Central Bank of Kenya
|Central Bank of Kenya|
|Key People||Governor Njuguna S. Ndung'u|
The Central Bank of Kenya (CBK) is charged with ensuring price stability and an efficient national payments system through the Kenyan shilling but has some autonomy in setting Kenya's monetary policy. The CBK must consult with the national government on "important" issues of fiscal and monetary policy. The CBK recently continued cutting interest rates and lowering commercial banks' capital requirements and predicted Kenya's double-digit inflation rate will fall in 2009.
The CBK was established in 1966 by the Central Bank of Kenya Act and amended in 1997 to allow the central bank greater autonomy in setting monetary policy such as interest rates. However, under the same amendment the CBK must also advise the national government on fiscal and monetary matters with possible "important ramifications" on monetary policy.
The CBK is governed by a board of eight directors including the governor and deputy governor, who sit as chairman and deputy, plus the Permanent Secretary to the Treasury in a non-voting role and five other non-executive directors appointed by the president.
Sells 91-day and 182-day Treasury bills (T-bills), Treasury bonds (T-bonds) with yearly maturities from one year to 12 years, plus 15-year and 20-year maturity T-bonds. CBK also issues repo bills with maturities of three days, one weeks, two weeks, one month, two months and three months. Also issues and ensures efficient circulation of the national currency, the Kenyan shilling.
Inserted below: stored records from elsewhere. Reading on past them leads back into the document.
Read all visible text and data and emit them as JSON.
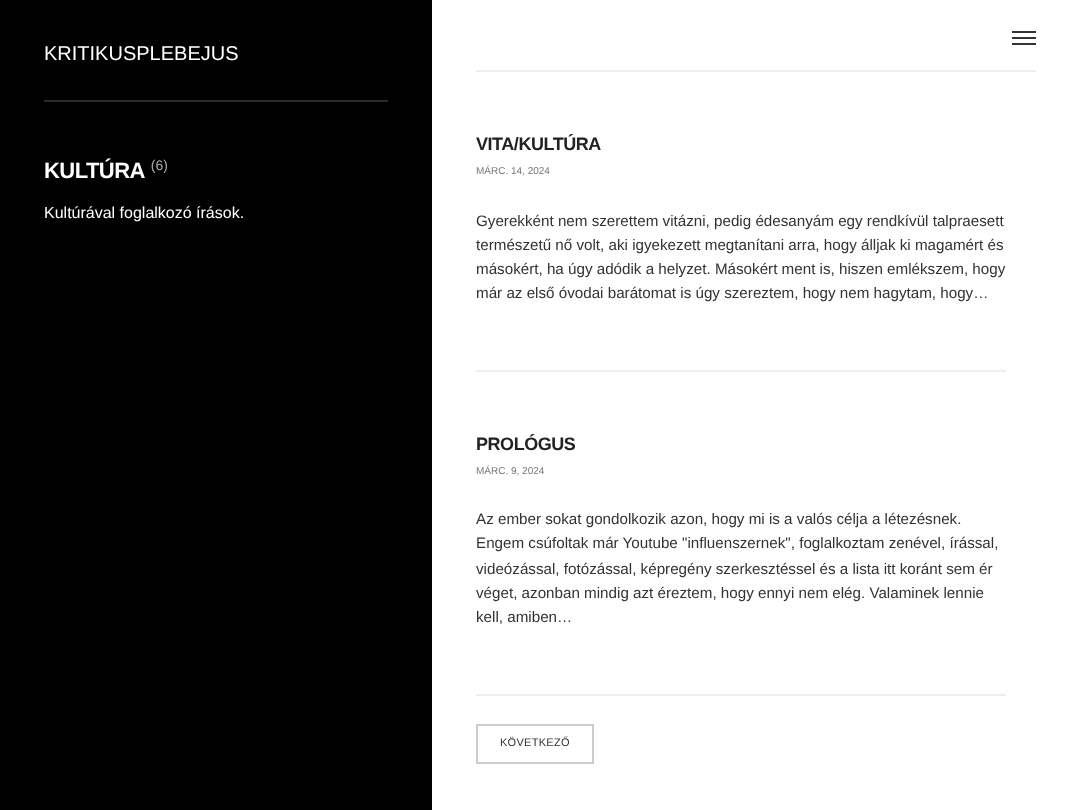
{
  "site_title": "KRITIKUSPLEBEJUS",
  "category": {
    "title": "KULTÚRA",
    "count": "(6)",
    "description": "Kultúrával foglalkozó írások."
  },
  "posts": [
    {
      "title": "VITA/KULTÚRA",
      "date": "MÁRC. 14, 2024",
      "excerpt": "Gyerekként nem szerettem vitázni, pedig édesanyám egy rendkívül talpraesett természetű nő volt, aki igyekezett megtanítani arra, hogy álljak ki magamért és másokért, ha úgy adódik a helyzet. Másokért ment is, hiszen emlékszem, hogy már az első óvodai barátomat is úgy szereztem, hogy nem hagytam, hogy…"
    },
    {
      "title": "PROLÓGUS",
      "date": "MÁRC. 9, 2024",
      "excerpt": "Az ember sokat gondolkozik azon, hogy mi is a valós célja a létezésnek. Engem csúfoltak már Youtube \"influenszernek\", foglalkoztam zenével, írással, videózással, fotózással, képregény szerkesztéssel és a lista itt koránt sem ér véget, azonban mindig azt éreztem, hogy ennyi nem elég. Valaminek lennie kell, amiben…"
    }
  ],
  "next_button": "KÖVETKEZŐ"
}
CBK Governor Njuguna Ndung’u was appointed in March 2007 from his previous position as Director of Training at the African Economic Research Consortium (AERC). Ndung'u is also an associate professor of economics at the University of Nairobi and has worked at the Southern Africa Regional Office of Canada's International Development Research Centre (IDRC).
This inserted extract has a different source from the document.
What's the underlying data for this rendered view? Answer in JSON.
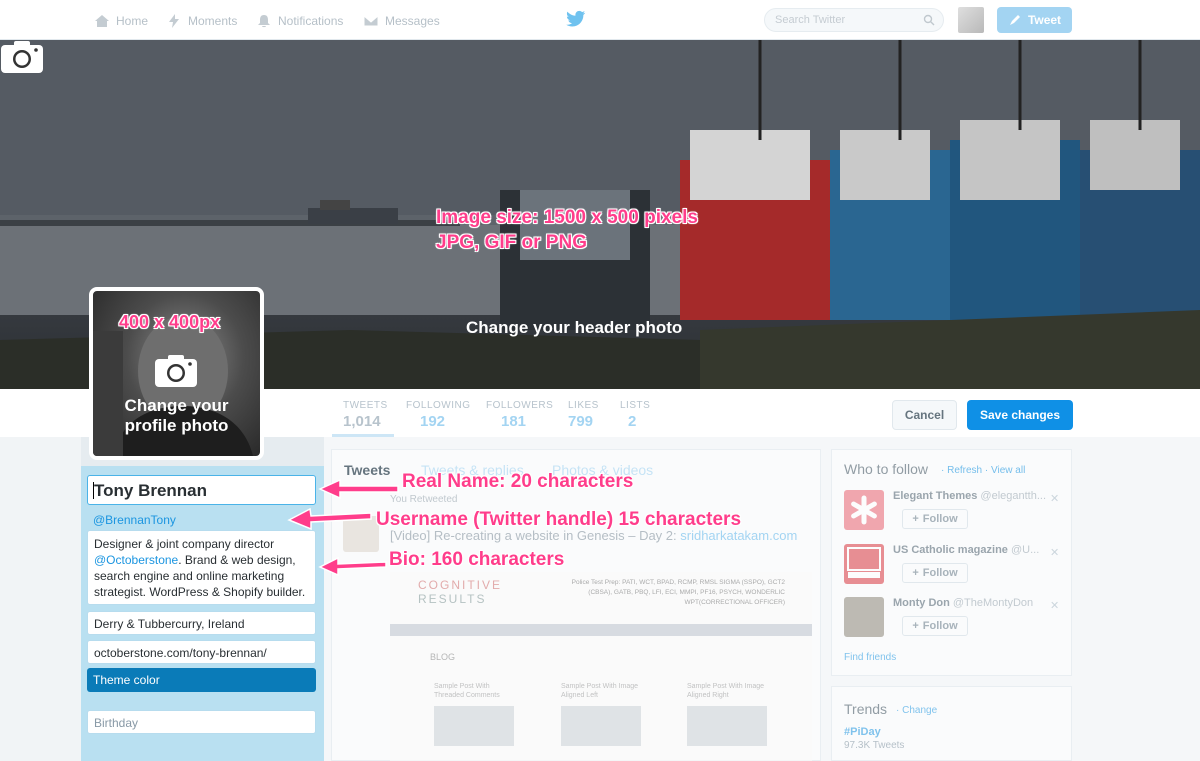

The CBK will have greater flexibility to cut interest rates even further once it reduces the weighting of food and energy prices on the measurement of Kenya's consumer price index, which will likely cause inflation to fall, according to recent press reports. The CBK most recently cut interest rates by 50 basis points to 8.5% on December 1, 2008 and lowered cash reserve requirements for commercial banks from 6% to 5% of total liabilities. Other reports note that the CBK also recently reported a significant annual fall in Kenya's forex reserves to January 15, 2009, underscoring the country's vulnerability to further global financial shocks.